Re “The Legislature should stop dithering on tax relief” (Editorial, July 5): As state legislators look to act fast on their long-awaited tax relief package, they must ensure that compromise does not come at the expense of more than 1 million Massachusetts children, dependents, and their families.
Of the many provisions included in the proposed tax relief packages, one that varies significantly between the House and Senate proposals is the benefit level of Governor Maura Healey’s new Child and Family Tax Credit. The House version includes a credit of $600 per eligible dependent phased in over three years, a much more supportive benefit than the Senate’s at $310 per dependent.
Tax credits are proven programs that lift children out of poverty, improve health, and support economic mobility. The temporary expansion of the federal Child Tax Credit in 2021 helped families pay for education and child care and better afford necessities.
In a state with rising housing costs and the most expensive child care in the country, many families struggle to afford basic needs.

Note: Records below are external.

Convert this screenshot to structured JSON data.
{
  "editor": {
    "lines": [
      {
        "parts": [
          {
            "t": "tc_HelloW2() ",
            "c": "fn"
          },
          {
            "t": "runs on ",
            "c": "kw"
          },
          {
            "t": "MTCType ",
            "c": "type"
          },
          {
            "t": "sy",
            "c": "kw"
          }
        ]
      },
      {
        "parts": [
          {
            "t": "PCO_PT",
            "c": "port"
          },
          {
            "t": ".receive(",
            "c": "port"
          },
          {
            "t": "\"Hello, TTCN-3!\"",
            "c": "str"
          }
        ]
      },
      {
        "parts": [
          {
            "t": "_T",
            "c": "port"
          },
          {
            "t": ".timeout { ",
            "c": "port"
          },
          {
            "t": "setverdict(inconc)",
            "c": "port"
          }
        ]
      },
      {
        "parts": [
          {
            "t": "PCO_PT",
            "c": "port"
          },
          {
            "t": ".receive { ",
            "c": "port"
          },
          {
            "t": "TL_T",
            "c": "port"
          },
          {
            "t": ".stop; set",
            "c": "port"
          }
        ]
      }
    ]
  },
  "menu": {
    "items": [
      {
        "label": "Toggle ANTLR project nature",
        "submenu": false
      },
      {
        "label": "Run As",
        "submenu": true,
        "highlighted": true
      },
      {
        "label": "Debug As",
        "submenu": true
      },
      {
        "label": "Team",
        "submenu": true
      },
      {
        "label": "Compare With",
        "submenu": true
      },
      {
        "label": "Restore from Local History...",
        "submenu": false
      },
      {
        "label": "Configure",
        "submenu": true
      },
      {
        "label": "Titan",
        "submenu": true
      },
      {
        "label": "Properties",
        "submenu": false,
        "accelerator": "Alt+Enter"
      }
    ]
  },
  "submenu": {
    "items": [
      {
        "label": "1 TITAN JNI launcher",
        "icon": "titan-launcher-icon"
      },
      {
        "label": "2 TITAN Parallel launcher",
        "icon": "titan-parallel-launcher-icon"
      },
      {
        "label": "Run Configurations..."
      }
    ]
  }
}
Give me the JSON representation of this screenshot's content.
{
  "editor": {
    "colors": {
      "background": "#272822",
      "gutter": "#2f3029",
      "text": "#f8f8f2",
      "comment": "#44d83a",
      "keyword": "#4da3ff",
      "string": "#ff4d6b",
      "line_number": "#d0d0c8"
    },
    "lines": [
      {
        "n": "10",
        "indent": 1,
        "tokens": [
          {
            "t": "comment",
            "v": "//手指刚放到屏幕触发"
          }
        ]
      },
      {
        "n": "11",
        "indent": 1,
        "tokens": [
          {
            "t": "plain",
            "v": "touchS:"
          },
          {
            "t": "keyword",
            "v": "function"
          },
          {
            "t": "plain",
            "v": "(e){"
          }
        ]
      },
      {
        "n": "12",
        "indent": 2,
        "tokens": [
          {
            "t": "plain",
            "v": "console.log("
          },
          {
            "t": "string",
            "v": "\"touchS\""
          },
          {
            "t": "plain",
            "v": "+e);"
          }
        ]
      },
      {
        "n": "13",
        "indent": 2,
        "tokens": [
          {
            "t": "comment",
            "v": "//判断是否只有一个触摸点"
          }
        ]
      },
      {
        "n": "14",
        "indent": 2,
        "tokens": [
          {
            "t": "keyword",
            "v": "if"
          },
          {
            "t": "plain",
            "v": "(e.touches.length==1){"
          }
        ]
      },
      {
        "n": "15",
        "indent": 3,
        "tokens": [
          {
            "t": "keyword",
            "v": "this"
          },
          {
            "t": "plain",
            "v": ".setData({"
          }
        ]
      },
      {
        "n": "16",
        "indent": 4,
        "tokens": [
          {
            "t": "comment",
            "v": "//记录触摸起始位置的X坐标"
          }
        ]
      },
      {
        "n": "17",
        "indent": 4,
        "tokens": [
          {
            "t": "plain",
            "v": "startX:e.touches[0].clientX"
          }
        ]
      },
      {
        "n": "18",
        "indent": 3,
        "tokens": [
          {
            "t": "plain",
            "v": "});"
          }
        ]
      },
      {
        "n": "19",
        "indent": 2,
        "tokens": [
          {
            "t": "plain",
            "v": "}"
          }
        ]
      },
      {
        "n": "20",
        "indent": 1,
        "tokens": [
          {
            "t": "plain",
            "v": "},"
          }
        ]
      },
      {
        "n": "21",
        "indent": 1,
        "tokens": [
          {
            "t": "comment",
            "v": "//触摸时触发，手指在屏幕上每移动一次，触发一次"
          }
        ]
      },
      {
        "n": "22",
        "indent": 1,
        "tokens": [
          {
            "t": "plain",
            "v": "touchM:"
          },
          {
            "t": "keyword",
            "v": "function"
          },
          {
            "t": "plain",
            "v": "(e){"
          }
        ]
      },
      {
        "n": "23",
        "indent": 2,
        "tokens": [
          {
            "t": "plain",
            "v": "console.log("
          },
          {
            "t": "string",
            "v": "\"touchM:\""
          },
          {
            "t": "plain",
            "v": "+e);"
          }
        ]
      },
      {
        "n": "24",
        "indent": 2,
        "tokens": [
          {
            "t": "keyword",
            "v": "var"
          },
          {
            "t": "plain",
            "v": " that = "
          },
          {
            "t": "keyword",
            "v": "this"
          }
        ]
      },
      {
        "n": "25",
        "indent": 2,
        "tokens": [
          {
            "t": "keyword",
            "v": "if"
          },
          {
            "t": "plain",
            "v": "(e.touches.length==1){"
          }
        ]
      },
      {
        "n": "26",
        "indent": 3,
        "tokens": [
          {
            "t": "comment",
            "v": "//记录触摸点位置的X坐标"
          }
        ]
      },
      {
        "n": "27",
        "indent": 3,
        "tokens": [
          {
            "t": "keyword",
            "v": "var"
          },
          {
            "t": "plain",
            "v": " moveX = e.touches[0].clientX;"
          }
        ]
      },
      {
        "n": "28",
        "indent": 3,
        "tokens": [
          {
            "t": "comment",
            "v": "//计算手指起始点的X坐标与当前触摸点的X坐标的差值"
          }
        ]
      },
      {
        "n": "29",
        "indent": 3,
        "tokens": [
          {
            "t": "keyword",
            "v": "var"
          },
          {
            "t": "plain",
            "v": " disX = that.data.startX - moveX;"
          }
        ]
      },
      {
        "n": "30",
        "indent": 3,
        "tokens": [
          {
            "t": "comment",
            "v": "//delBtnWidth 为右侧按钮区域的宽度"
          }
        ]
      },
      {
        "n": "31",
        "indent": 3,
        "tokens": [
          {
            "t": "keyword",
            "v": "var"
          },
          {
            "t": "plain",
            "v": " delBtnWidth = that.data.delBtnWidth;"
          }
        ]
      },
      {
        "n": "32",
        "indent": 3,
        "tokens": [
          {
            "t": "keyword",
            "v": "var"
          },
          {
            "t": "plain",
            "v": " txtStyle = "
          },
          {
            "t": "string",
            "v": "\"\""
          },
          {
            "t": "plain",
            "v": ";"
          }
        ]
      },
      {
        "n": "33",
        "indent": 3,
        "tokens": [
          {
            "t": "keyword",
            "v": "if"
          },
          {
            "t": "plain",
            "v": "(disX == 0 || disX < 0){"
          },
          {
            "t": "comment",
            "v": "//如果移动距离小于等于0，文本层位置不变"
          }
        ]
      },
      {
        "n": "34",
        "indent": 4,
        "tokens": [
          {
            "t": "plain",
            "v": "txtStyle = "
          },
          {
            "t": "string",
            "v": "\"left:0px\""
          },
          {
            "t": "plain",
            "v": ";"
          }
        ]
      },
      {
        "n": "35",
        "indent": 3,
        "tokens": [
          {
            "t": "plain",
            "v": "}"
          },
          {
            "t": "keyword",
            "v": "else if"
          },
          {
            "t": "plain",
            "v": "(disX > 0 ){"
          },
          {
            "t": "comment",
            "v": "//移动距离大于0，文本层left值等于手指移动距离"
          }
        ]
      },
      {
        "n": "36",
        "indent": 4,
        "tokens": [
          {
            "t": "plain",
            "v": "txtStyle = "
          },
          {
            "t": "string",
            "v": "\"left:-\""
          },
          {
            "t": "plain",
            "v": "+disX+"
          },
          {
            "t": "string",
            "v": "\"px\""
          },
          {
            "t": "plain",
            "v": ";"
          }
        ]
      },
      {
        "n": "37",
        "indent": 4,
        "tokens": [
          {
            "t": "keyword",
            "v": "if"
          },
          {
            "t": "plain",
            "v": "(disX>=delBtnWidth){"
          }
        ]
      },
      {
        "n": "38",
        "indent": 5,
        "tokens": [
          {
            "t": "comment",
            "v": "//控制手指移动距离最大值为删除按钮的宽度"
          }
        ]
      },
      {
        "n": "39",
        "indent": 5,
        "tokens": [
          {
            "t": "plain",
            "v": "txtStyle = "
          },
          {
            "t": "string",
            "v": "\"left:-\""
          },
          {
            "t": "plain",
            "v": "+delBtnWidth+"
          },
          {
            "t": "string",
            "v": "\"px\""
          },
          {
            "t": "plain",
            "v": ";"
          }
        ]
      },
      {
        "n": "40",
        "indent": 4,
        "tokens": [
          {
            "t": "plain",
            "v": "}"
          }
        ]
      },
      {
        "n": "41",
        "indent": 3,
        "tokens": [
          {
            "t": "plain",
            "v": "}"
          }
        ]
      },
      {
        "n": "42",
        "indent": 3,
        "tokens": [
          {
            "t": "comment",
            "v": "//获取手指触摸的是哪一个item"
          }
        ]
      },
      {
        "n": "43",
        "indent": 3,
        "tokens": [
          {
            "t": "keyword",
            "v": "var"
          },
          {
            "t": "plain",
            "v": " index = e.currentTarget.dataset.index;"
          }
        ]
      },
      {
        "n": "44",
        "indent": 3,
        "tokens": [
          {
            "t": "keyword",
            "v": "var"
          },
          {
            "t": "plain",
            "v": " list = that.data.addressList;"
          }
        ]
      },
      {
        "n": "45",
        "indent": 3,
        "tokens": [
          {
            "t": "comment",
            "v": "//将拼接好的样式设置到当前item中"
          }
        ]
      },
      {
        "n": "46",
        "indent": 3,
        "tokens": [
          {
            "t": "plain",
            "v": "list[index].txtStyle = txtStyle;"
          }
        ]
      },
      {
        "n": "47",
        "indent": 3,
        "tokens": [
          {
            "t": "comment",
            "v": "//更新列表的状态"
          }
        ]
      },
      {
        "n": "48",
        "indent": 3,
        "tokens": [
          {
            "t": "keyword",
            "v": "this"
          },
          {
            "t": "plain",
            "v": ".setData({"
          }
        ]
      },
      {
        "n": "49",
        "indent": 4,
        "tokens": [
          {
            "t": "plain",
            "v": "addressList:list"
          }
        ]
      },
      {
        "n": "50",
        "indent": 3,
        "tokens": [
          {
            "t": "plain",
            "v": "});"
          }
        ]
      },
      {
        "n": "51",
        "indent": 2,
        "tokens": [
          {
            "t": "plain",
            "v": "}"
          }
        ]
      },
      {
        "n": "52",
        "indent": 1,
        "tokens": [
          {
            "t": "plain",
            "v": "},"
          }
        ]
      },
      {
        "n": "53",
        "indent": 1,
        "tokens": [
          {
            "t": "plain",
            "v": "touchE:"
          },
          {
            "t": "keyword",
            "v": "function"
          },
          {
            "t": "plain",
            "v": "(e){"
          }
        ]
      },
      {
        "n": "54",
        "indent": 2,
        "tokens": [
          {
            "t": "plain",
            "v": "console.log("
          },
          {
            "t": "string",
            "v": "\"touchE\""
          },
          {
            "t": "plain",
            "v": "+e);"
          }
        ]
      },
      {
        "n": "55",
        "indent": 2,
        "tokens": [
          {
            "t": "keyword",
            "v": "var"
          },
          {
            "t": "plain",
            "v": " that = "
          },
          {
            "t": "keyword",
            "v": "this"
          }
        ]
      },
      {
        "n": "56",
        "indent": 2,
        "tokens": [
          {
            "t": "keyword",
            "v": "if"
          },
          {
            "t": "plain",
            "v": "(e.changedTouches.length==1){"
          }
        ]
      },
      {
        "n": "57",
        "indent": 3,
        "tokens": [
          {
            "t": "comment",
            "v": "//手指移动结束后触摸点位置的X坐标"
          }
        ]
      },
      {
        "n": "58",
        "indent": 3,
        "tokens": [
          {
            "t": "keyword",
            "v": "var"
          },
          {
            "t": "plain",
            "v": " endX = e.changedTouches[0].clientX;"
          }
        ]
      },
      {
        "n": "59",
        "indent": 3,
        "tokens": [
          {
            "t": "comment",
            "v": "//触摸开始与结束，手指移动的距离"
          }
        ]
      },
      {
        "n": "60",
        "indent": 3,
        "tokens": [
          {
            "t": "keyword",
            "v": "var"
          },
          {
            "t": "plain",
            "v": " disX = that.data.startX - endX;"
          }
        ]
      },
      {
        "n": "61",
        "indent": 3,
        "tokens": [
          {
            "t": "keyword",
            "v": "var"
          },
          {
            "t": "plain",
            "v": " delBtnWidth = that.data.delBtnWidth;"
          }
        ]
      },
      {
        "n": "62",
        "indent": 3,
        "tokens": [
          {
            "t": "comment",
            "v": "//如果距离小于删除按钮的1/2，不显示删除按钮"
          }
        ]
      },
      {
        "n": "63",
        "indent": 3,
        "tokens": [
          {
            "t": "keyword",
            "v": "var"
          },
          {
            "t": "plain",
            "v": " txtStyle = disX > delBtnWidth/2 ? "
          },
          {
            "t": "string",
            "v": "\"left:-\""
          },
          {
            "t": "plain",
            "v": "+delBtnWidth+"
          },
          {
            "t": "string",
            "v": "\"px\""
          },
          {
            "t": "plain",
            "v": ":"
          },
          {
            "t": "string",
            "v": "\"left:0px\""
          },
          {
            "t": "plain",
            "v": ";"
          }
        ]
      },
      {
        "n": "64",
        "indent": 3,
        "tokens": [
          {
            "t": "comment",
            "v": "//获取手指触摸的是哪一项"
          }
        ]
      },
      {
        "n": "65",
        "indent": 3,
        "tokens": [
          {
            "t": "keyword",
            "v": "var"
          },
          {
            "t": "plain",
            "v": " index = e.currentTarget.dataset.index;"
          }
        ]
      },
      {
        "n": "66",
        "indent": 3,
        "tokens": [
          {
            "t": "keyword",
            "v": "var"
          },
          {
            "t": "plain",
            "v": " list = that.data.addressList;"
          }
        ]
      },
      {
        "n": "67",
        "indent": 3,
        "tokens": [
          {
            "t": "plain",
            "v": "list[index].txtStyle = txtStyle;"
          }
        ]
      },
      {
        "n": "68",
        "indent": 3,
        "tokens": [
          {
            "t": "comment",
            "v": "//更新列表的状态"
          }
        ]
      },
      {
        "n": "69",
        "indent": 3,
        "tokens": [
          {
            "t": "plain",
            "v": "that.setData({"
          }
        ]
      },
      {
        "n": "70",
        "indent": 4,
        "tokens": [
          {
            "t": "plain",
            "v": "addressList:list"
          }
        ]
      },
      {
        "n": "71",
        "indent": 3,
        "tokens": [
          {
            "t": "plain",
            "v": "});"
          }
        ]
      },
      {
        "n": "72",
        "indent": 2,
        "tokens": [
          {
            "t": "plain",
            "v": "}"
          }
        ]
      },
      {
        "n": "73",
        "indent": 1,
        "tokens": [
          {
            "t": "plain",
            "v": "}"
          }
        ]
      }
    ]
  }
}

As lawmakers strive to make the Commonwealth more affordable and competitive, they must prioritize children, adults with disabilities, and their families by including the House version of the Child and Family Tax Credit in the final tax relief package.
The writer is a graduate student at the Heller School for Social Policy and Management at Brandeis University and currently works for Children’s HealthWatch and Strategies for Children in Boston.